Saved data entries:
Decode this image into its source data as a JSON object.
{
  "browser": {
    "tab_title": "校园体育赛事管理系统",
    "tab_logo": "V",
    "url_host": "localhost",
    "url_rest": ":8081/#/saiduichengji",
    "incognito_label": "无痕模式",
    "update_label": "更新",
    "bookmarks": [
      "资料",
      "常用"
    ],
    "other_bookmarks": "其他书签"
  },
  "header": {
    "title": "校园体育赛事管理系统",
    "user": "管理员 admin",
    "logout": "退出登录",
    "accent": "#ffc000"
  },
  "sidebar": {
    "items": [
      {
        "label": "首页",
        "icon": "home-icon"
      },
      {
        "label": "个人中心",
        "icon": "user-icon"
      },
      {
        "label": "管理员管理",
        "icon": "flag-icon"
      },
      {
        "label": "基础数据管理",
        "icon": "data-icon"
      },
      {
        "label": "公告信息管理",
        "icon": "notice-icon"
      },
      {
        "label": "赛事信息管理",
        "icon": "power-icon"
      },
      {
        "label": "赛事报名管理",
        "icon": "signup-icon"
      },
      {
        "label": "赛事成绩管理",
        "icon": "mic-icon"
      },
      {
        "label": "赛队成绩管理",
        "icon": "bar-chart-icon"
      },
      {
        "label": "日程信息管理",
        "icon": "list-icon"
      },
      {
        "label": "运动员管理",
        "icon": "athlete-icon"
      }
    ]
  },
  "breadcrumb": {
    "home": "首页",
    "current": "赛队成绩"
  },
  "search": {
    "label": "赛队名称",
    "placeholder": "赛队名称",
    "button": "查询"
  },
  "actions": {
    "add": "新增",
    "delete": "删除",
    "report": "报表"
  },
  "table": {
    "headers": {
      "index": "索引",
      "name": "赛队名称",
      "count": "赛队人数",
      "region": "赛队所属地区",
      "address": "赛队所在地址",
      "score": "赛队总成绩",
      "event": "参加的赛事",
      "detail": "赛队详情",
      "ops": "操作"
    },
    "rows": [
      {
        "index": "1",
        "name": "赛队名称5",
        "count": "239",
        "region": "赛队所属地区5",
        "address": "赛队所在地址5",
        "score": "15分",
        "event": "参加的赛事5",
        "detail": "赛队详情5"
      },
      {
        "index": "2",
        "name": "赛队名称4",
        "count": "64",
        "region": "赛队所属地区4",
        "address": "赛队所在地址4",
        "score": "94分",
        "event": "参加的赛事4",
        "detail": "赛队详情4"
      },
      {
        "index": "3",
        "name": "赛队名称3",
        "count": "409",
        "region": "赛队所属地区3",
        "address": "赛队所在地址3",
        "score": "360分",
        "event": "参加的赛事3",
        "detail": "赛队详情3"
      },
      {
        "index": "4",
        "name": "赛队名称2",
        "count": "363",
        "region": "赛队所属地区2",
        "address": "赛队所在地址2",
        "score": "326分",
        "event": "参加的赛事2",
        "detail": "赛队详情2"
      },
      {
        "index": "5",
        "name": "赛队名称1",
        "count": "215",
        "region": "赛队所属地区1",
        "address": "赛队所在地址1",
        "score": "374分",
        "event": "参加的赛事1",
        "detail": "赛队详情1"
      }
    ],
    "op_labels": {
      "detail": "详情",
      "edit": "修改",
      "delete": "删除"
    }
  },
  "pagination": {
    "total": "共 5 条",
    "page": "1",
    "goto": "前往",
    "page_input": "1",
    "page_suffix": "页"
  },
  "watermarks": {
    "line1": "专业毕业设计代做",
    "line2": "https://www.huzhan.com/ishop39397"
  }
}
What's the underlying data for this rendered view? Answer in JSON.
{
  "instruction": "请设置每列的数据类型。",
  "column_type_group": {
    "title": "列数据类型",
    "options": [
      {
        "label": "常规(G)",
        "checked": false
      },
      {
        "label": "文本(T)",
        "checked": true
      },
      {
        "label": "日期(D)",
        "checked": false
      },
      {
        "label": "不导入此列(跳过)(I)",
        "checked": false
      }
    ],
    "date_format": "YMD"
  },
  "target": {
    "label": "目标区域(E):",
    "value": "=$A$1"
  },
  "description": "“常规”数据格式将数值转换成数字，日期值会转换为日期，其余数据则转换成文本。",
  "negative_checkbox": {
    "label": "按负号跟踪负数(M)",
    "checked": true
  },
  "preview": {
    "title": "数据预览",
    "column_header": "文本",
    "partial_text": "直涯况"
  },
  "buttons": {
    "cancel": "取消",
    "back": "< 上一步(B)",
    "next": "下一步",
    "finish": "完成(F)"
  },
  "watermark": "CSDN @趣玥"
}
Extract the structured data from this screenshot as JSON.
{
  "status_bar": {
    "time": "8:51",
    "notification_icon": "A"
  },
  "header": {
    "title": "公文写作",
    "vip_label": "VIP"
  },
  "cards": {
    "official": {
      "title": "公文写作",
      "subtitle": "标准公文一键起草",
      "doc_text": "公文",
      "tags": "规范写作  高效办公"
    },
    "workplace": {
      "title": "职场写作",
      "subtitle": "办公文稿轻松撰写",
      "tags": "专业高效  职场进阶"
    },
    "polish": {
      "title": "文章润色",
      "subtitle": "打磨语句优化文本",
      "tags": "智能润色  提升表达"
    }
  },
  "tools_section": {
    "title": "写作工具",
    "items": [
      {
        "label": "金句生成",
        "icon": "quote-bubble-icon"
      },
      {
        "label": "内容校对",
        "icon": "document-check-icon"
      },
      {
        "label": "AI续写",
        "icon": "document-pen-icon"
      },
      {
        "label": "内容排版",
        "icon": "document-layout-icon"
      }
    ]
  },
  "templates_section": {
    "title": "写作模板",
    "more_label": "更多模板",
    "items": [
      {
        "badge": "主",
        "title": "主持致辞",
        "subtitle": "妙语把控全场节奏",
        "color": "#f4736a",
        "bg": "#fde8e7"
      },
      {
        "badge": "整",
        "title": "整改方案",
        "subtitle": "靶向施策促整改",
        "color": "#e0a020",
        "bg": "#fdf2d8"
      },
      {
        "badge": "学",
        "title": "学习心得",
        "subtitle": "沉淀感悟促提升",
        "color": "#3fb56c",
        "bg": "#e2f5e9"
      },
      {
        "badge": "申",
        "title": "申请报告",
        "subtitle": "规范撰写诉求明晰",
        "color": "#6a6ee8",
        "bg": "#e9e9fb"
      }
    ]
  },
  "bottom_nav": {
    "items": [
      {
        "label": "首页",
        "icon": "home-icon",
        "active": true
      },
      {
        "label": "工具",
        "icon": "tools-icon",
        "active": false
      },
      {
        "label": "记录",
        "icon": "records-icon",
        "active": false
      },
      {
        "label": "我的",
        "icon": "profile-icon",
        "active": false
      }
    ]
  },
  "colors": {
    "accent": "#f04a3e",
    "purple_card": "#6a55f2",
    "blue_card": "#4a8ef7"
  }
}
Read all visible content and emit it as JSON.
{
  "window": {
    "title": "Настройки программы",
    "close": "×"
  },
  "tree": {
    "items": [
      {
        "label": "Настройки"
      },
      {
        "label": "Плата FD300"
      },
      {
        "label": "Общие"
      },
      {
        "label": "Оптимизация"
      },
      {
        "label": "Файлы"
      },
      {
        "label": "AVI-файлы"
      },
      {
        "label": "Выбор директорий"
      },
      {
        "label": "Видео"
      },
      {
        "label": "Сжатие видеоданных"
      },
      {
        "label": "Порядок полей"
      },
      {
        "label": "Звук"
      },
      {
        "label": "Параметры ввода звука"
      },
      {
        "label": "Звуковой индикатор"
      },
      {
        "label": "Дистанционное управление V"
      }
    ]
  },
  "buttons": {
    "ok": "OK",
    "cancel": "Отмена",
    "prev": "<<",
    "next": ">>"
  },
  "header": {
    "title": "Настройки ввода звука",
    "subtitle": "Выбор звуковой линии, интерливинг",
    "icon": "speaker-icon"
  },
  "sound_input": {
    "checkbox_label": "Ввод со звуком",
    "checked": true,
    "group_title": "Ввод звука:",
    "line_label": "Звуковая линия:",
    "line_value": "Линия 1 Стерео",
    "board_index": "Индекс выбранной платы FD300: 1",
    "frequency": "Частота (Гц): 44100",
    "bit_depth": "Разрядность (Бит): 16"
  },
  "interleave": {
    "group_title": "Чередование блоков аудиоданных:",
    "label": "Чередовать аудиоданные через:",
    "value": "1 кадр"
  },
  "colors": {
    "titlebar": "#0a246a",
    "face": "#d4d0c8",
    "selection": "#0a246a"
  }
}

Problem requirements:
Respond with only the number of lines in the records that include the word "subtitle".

Response:
8